How long does a Pericardial Effusion take to go away?

Leave a Comment

Submitted by Dr T on September 25, 2010 – 2:57pm


A pericardial effusion and its treatment depends on the cause.

The pericardium is a thin sac that surrounds your heart and protects it within your chest cavity together with your ribcage. Normally it has a small amount of fluid that acts as a lubricant and protects your heart from rubbing against the surrounding tissues. An effusion occurs if there is more than the usual amount present and can be quite dangerous if left untreated.

You can read more here:

Pericardium, Pericardial Effusion, Pericarditis and Cardiac Tamponnade

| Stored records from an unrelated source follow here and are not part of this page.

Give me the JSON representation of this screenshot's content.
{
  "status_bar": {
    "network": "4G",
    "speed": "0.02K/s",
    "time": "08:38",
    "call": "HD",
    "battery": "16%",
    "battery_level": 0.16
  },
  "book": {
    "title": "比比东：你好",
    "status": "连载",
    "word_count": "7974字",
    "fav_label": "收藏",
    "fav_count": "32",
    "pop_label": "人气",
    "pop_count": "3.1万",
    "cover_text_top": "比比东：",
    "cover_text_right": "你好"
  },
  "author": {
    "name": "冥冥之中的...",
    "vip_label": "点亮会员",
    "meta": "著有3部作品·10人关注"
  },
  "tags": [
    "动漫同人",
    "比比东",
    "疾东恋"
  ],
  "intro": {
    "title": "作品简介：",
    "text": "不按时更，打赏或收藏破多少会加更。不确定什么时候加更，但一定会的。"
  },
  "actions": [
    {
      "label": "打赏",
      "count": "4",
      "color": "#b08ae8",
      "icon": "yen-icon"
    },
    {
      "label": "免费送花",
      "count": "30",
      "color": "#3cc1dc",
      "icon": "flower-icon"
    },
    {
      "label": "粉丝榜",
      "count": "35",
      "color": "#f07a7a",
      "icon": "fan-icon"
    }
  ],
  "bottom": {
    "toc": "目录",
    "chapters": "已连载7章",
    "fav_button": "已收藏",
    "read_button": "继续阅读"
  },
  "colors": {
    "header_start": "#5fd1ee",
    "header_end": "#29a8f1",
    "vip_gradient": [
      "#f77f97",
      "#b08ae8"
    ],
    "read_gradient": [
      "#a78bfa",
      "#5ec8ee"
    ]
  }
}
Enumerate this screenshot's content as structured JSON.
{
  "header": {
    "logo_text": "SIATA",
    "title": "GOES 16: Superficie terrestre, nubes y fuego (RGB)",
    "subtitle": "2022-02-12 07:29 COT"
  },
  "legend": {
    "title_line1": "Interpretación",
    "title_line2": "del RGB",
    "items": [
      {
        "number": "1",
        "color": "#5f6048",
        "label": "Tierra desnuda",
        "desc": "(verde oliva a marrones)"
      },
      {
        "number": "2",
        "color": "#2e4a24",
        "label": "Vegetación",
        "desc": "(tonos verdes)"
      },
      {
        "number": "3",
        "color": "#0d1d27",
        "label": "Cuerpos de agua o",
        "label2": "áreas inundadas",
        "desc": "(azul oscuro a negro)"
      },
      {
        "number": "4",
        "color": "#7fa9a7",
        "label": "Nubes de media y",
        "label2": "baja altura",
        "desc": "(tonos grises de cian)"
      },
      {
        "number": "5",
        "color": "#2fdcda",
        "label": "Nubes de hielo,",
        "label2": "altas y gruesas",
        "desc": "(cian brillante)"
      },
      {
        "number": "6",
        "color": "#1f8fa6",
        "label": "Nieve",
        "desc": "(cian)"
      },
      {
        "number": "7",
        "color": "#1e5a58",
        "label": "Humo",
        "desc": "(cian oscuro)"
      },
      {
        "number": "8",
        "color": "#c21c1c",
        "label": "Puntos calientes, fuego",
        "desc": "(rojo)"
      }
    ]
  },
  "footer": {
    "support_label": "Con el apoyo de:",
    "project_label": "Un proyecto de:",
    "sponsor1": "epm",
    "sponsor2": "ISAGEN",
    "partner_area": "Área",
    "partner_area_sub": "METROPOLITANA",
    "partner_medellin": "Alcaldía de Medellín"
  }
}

If left untreated, the fluid will compress your heart, restricting the amount of blood that can return. This may cause a low blood pressure or even “shock”, chest pain, a fast heart rate. If the effusion is the result of an infection or inflammation, you may have a fever or other symptoms of the disease.

As a result your recovery depends what treatment is needed. If you were stabbed (and alive), I’d fix you up right now and the recovery would take maybe only a week if nothing else was wrong with you. Infections, inflammations and the other diseases you could read about above, take much longer to heal and can be more difficult to diagnose, because the effusion is usually only one of several manifestations of the primary disease.

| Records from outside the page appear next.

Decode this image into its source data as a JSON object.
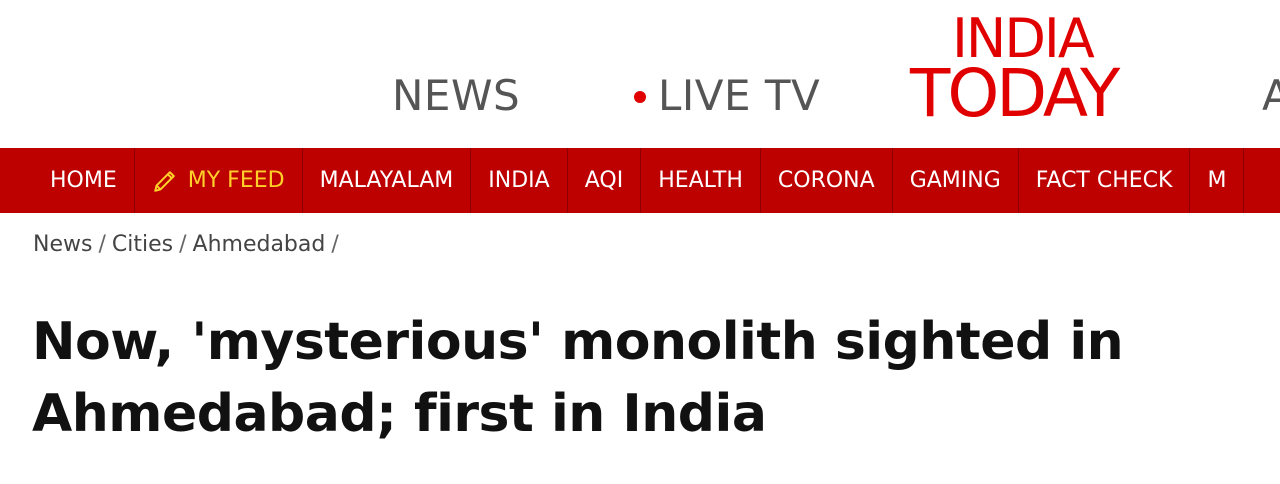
{
  "header": {
    "news_label": "NEWS",
    "live_label": "LIVE TV",
    "logo_line1": "INDIA",
    "logo_line2": "TODAY",
    "partial_item": "A"
  },
  "nav": {
    "items": [
      {
        "label": "HOME"
      },
      {
        "label": "MY FEED",
        "icon": "pencil-icon"
      },
      {
        "label": "MALAYALAM"
      },
      {
        "label": "INDIA"
      },
      {
        "label": "AQI"
      },
      {
        "label": "HEALTH"
      },
      {
        "label": "CORONA"
      },
      {
        "label": "GAMING"
      },
      {
        "label": "FACT CHECK"
      },
      {
        "label": "M"
      }
    ]
  },
  "breadcrumb": {
    "items": [
      "News",
      "Cities",
      "Ahmedabad"
    ],
    "separator": "/"
  },
  "article": {
    "headline": "Now, 'mysterious' monolith sighted in Ahmedabad; first in India"
  },
  "colors": {
    "brand_red": "#bd0000",
    "logo_red": "#e10000",
    "my_feed_yellow": "#ffd02a",
    "live_dot": "#e10000"
  }
}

“How long” may thus range from a few days to many weeks to for the duration of your disease.

Hope this helps,

Leave a Reply

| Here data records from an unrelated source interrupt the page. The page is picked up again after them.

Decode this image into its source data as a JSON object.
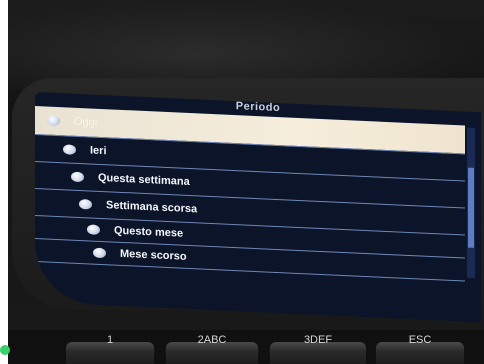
{
  "screen": {
    "title": "Periodo",
    "items": [
      {
        "label": "Oggi",
        "selected": true
      },
      {
        "label": "Ieri",
        "selected": false
      },
      {
        "label": "Questa settimana",
        "selected": false
      },
      {
        "label": "Settimana scorsa",
        "selected": false
      },
      {
        "label": "Questo mese",
        "selected": false
      },
      {
        "label": "Mese scorso",
        "selected": false
      }
    ]
  },
  "keypad": {
    "keys": [
      {
        "label": "1"
      },
      {
        "label": "2ABC"
      },
      {
        "label": "3DEF"
      },
      {
        "label": "ESC"
      }
    ]
  },
  "colors": {
    "screen_bg": "#0b1428",
    "selection": "#f0e8d6",
    "divider": "#6f86b8"
  }
}
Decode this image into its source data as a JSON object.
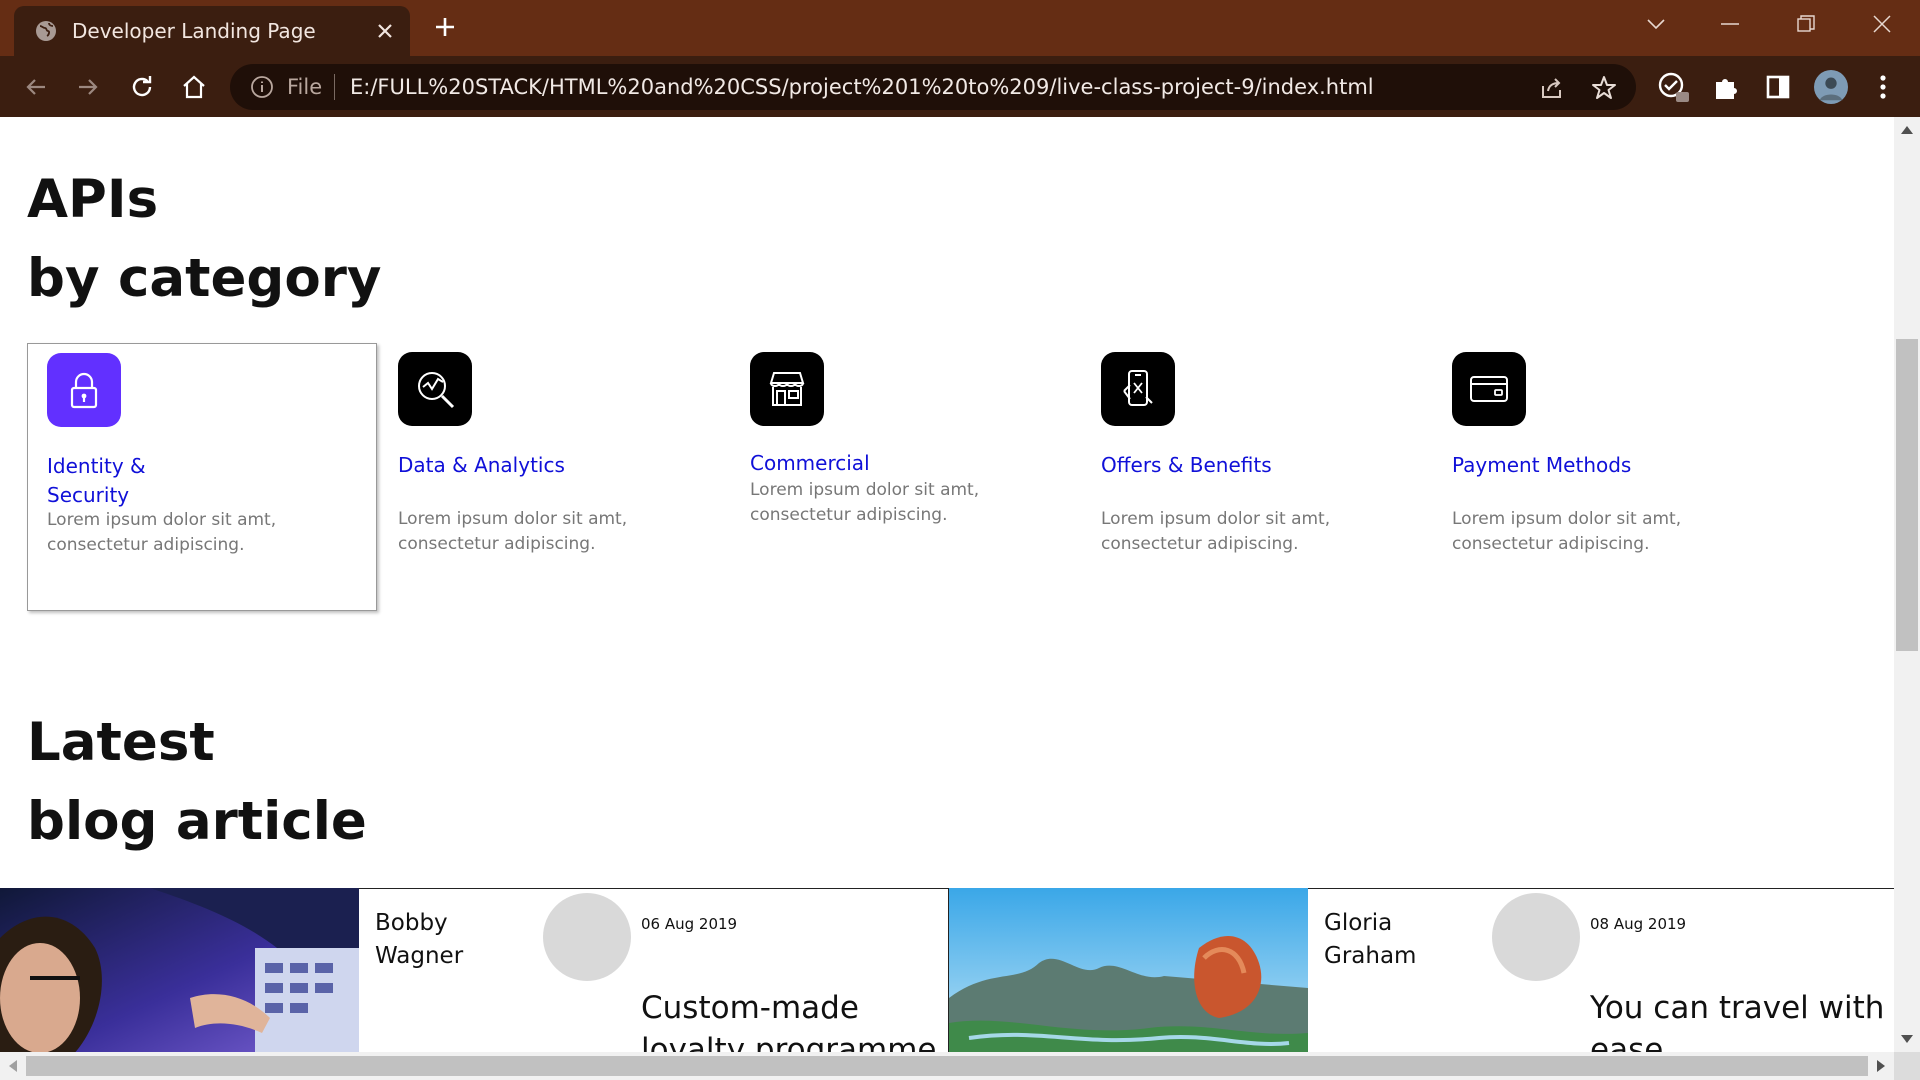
{
  "browser": {
    "tab_title": "Developer Landing Page",
    "omnibox_scheme": "File",
    "url": "E:/FULL%20STACK/HTML%20and%20CSS/project%201%20to%209/live-class-project-9/index.html"
  },
  "apis": {
    "title_line1": "APIs",
    "title_line2": "by category",
    "cards": [
      {
        "icon": "lock-icon",
        "title": "Identity & Security",
        "description": "Lorem ipsum dolor sit amt, consectetur adipiscing.",
        "active": true
      },
      {
        "icon": "magnifier-chart-icon",
        "title": "Data & Analytics",
        "description": "Lorem ipsum dolor sit amt, consectetur adipiscing.",
        "active": false
      },
      {
        "icon": "storefront-icon",
        "title": "Commercial",
        "description": "Lorem ipsum dolor sit amt, consectetur adipiscing.",
        "active": false
      },
      {
        "icon": "mobile-offer-icon",
        "title": "Offers & Benefits",
        "description": "Lorem ipsum dolor sit amt, consectetur adipiscing.",
        "active": false
      },
      {
        "icon": "credit-card-icon",
        "title": "Payment Methods",
        "description": "Lorem ipsum dolor sit amt, consectetur adipiscing.",
        "active": false
      }
    ]
  },
  "blog": {
    "title_line1": "Latest",
    "title_line2": "blog article",
    "articles": [
      {
        "author": "Bobby Wagner",
        "date": "06 Aug 2019",
        "title": "Custom-made loyalty programme"
      },
      {
        "author": "Gloria Graham",
        "date": "08 Aug 2019",
        "title": "You can travel with ease"
      }
    ]
  },
  "colors": {
    "tabbar": "#652d14",
    "toolbar": "#3b1e10",
    "link_blue": "#1010d8",
    "active_icon": "#6230ff"
  }
}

Your email address will not be published. Required fields are marked *